Work required: Would you repeat each line below precisely as it stands?

Page and application data records:
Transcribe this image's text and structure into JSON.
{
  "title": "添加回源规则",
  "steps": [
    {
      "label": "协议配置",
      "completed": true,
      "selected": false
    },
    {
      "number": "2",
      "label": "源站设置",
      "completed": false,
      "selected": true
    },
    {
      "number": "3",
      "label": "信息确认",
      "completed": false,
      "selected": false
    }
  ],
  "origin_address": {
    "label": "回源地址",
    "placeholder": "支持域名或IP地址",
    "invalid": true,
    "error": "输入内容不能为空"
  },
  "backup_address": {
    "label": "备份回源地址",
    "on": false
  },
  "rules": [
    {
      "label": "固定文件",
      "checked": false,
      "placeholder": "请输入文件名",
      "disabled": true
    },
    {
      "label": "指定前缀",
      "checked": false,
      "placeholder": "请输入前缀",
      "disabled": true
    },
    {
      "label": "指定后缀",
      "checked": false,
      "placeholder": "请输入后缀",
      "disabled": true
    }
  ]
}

Your solution:
Transcribe this image's text and structure into JSON.
{
  "title": "添加回源规则",
  "steps": [
    {
      "label": "协议配置",
      "completed": true,
      "selected": false
    },
    {
      "number": "2",
      "label": "源站设置",
      "completed": false,
      "selected": true
    },
    {
      "number": "3",
      "label": "信息确认",
      "completed": false,
      "selected": false
    }
  ],
  "origin_address": {
    "label": "回源地址",
    "placeholder": "支持域名或IP地址",
    "invalid": true,
    "error": "输入内容不能为空"
  },
  "backup_address": {
    "label": "备份回源地址",
    "on": false
  },
  "rules": [
    {
      "label": "固定文件",
      "checked": false,
      "placeholder": "请输入文件名",
      "disabled": true
    },
    {
      "label": "指定前缀",
      "checked": false,
      "placeholder": "请输入前缀",
      "disabled": true
    },
    {
      "label": "指定后缀",
      "checked": false,
      "placeholder": "请输入后缀",
      "disabled": true
    }
  ]
}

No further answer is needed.